The danger of this unjustified slide from the (empty) quantification of a stipulatively-defined IQ into the moral and even metaphysical realm of the Good and the True is that the combination of moral language with pseudo-scientifically quantifiable results is the very lifeblood of progressive totalitarianism and its administrative behemoth. This takes us straight into the dark alchemy of progressive and/or neo-Marxist thought — the world of John Dewey, Alfred Adler, and the Frankfurt School, where a socialist state is the necessary means to realigning or perfecting a loose and disheveled humanity into a rational social collective, in accordance with the expert findings of science and pragmatism. More broadly, it leads into utilitarian collectivism of all sorts, including the allegedly libertarian variety that one may find scattered around economics departments. (For my analysis of the specific follies of that social science, see my recent essay, “The Profit Motive, Greed, and Tyranny.”)
(As both a symptom of Peterson’s embeddedness within the social science paradigm, and a sign of hope for his eventual reclamation by the world of honest thought, I note that he frequently mentions the continued prevalence of neo-Marxist thinking among current social scientists with a tone of authentic alarm and dismay. “I just don’t understand it,” he declares to the heavens. I believe him. He apparently entered his own field with so rare a degree of naïve enthusiasm and intellectual curiosity that, though a highly accomplished social scientist and well into his fifties, he has yet to experience the revelation that should be obvious to anyone who has taken a few undergraduate psychology, sociology, or political science courses: the social sciences exist primarily, essentially, as the academic greenhouse of progressive social manipulation.)

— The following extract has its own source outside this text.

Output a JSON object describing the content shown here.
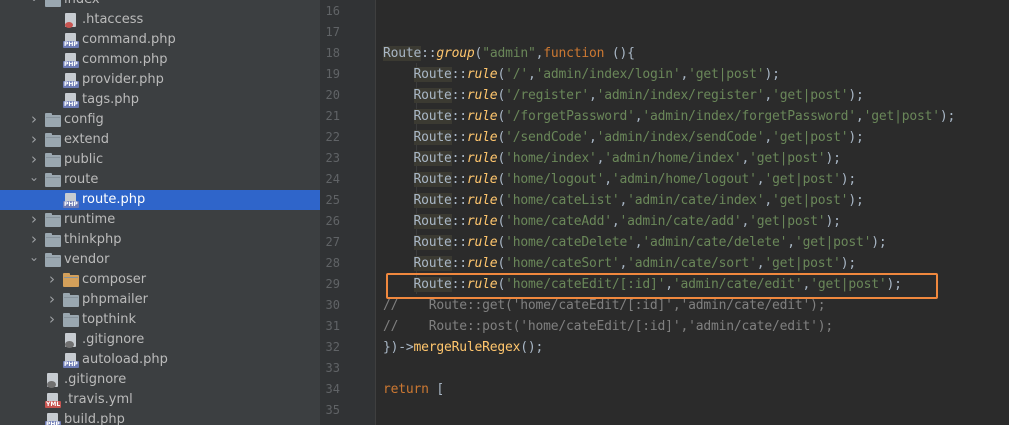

To make my point in a more amusing form, I give you Donald Trump, who repeatedly tells us how smart he is — and Jordan Peterson agrees. Indeed he must agree, for Trump, independently of any real IQ score, matches the IQ cult’s definition of a genius — that is to say, he is practically successful in the socially-sanctioned manner of the kind of person that was/is used to form the presuppositions underlying all standard IQ testing. Big schools, big financial success, social prominence of the highest order — this is the standard used to create IQ tests, such that, working backwards (as social scientists are always willing to do, in defiance of their claims of scientific objectivity), it stands to reason that Trump must be brilliant. And so, being more honest than most of his left-leaning social scientist brethren, Peterson declares that he is brilliant.

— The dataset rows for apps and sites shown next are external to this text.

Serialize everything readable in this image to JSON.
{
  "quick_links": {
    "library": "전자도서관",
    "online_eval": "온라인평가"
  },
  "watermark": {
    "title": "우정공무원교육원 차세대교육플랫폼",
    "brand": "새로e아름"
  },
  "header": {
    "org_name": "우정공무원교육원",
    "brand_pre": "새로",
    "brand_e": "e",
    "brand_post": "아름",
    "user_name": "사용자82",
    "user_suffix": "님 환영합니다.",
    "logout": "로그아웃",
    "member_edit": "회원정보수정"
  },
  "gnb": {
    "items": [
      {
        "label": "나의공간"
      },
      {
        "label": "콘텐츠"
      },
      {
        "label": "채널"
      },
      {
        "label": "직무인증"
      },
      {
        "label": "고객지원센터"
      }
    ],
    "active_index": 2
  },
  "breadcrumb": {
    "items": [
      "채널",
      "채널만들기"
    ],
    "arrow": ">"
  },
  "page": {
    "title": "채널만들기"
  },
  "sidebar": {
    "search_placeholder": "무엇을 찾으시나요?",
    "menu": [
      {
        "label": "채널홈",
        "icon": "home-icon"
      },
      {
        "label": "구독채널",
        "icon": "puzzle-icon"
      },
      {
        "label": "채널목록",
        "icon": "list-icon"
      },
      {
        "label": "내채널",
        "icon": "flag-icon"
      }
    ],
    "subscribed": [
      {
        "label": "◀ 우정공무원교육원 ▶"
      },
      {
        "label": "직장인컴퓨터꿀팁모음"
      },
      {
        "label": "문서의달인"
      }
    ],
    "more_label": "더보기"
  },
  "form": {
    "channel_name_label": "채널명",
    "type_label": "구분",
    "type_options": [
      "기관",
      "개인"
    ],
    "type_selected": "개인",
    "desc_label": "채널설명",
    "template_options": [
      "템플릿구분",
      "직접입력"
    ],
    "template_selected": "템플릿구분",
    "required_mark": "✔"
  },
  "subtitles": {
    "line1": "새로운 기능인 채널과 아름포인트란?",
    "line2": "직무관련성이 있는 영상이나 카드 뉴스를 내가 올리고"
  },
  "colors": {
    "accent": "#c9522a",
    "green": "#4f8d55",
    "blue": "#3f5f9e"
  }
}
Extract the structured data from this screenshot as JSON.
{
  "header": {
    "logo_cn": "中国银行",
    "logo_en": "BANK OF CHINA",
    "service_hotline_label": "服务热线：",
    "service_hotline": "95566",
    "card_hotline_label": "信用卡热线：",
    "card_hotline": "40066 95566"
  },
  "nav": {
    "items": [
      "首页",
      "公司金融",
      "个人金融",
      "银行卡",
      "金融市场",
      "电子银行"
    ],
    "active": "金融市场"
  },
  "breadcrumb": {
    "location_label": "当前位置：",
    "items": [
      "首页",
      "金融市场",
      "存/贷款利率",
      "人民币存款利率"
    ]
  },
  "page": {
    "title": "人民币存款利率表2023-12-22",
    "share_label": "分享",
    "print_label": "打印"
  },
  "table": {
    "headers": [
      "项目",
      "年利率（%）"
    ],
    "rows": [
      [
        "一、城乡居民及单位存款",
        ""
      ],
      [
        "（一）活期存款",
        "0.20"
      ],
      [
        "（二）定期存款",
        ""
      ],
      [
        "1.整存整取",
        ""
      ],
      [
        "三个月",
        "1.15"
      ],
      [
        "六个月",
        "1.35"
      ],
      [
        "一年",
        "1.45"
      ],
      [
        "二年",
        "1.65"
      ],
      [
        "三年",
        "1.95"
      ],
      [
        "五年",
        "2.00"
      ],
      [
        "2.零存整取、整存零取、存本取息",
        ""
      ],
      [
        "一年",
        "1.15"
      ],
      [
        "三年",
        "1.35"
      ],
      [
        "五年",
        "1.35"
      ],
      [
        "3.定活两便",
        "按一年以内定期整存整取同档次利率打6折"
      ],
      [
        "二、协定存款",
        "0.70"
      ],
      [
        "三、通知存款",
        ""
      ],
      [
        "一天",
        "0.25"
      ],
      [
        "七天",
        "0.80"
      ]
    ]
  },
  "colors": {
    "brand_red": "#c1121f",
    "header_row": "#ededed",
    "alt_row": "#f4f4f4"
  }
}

There are more loose assertions, ungrounded assumptions, and overwhelmingly dubious implied standards in the above clip than you can shake a stick at. When “he can obviously read a crowd” is used as a measure of intelligence — by a prominent social scientist specializing in the measurement of intelligence — we are clearly no longer operating within any rational conception of “intellect,” but merely adhering to the Deweyan pragmatist’s dictum, “the truth is what works.”

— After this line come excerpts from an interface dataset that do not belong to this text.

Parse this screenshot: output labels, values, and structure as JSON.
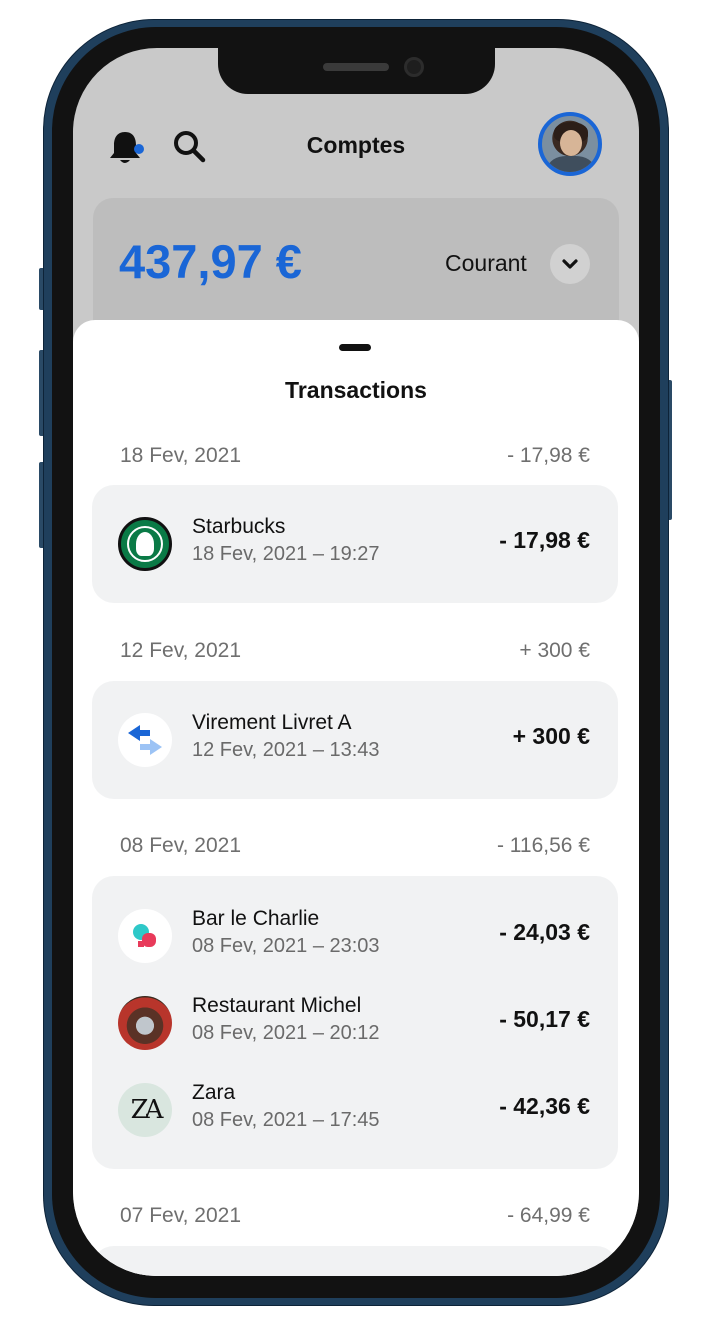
{
  "header": {
    "title": "Comptes",
    "bell_icon": "bell-icon",
    "search_icon": "search-icon"
  },
  "account": {
    "balance": "437,97 €",
    "type": "Courant"
  },
  "sheet": {
    "title": "Transactions"
  },
  "groups": [
    {
      "date": "18 Fev, 2021",
      "total": "- 17,98 €",
      "transactions": [
        {
          "name": "Starbucks",
          "time": "18 Fev, 2021 – 19:27",
          "amount": "- 17,98 €",
          "logo": "starbucks-logo"
        }
      ]
    },
    {
      "date": "12 Fev, 2021",
      "total": "+ 300 €",
      "transactions": [
        {
          "name": "Virement Livret A",
          "time": "12 Fev, 2021 – 13:43",
          "amount": "+ 300 €",
          "logo": "transfer-icon"
        }
      ]
    },
    {
      "date": "08 Fev, 2021",
      "total": "- 116,56 €",
      "transactions": [
        {
          "name": "Bar le Charlie",
          "time": "08 Fev, 2021 – 23:03",
          "amount": "- 24,03 €",
          "logo": "bar-logo"
        },
        {
          "name": "Restaurant Michel",
          "time": "08 Fev, 2021 – 20:12",
          "amount": "- 50,17 €",
          "logo": "restaurant-photo"
        },
        {
          "name": "Zara",
          "time": "08 Fev, 2021 – 17:45",
          "amount": "- 42,36 €",
          "logo": "zara-logo",
          "logo_text": "ZA"
        }
      ]
    },
    {
      "date": "07 Fev, 2021",
      "total": "- 64,99 €",
      "transactions": []
    }
  ],
  "colors": {
    "accent": "#1a66d6",
    "background_dim": "#c9c9c9",
    "card": "#f1f2f3"
  }
}
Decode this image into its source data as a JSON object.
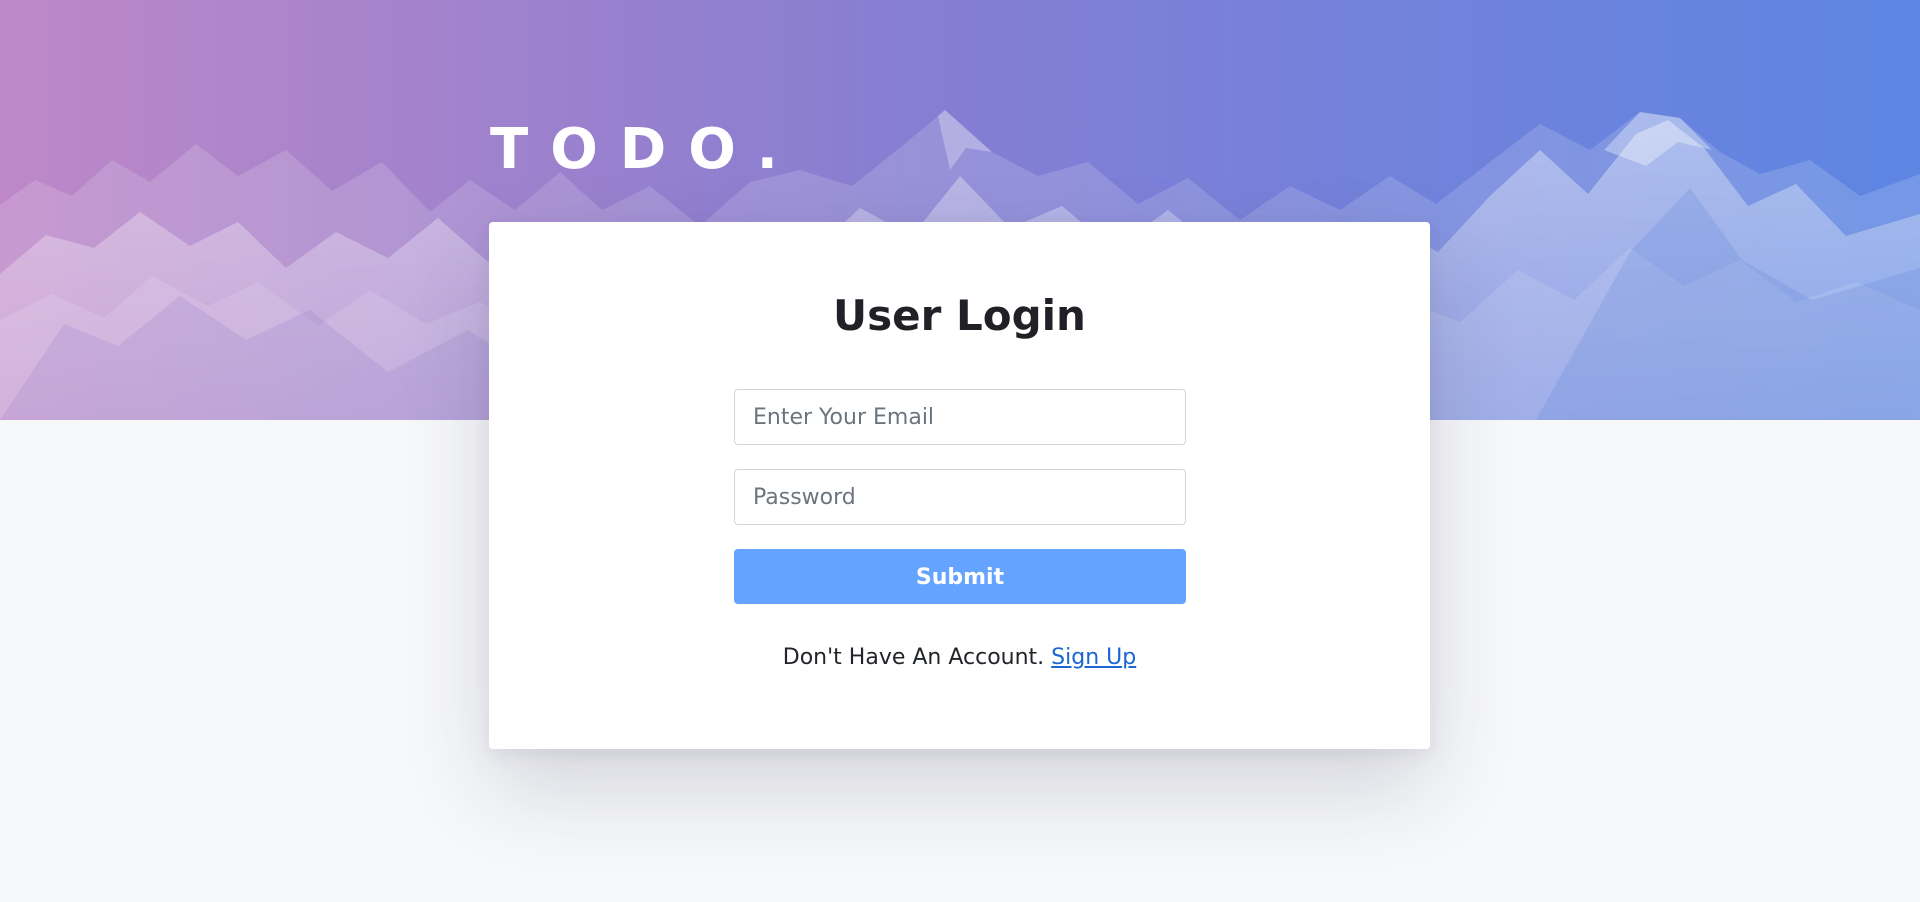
{
  "brand": {
    "logo": "TODO."
  },
  "login": {
    "title": "User Login",
    "email_placeholder": "Enter Your Email",
    "password_placeholder": "Password",
    "submit_label": "Submit",
    "signup_prompt": "Don't Have An Account.",
    "signup_link": "Sign Up"
  },
  "colors": {
    "hero_gradient_start": "#b77bc2",
    "hero_gradient_end": "#4f7be0",
    "page_background": "#f7f8fa",
    "submit_button": "#64a3ff",
    "link": "#1b66d2"
  }
}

“Works” for what? This is where we would have to get into the question of evaluative hypotheses, moral theory, and dialectical reasoning about nothing less than the nature of man. Hence, this is where we must leave the social scientists’ quantification toys, social rankings, and knee-jerk progressive certainties behind, and enter into genuine rational investigation of human experience and its meaning — you know, the hard part, which might not get you a publication record and career advancement, but, if you kill yourself on it for decades and pretty much drop all other interests and concerns, just might finally give you a distant, tantalizing glimpse of the wisdom you will never quite achieve.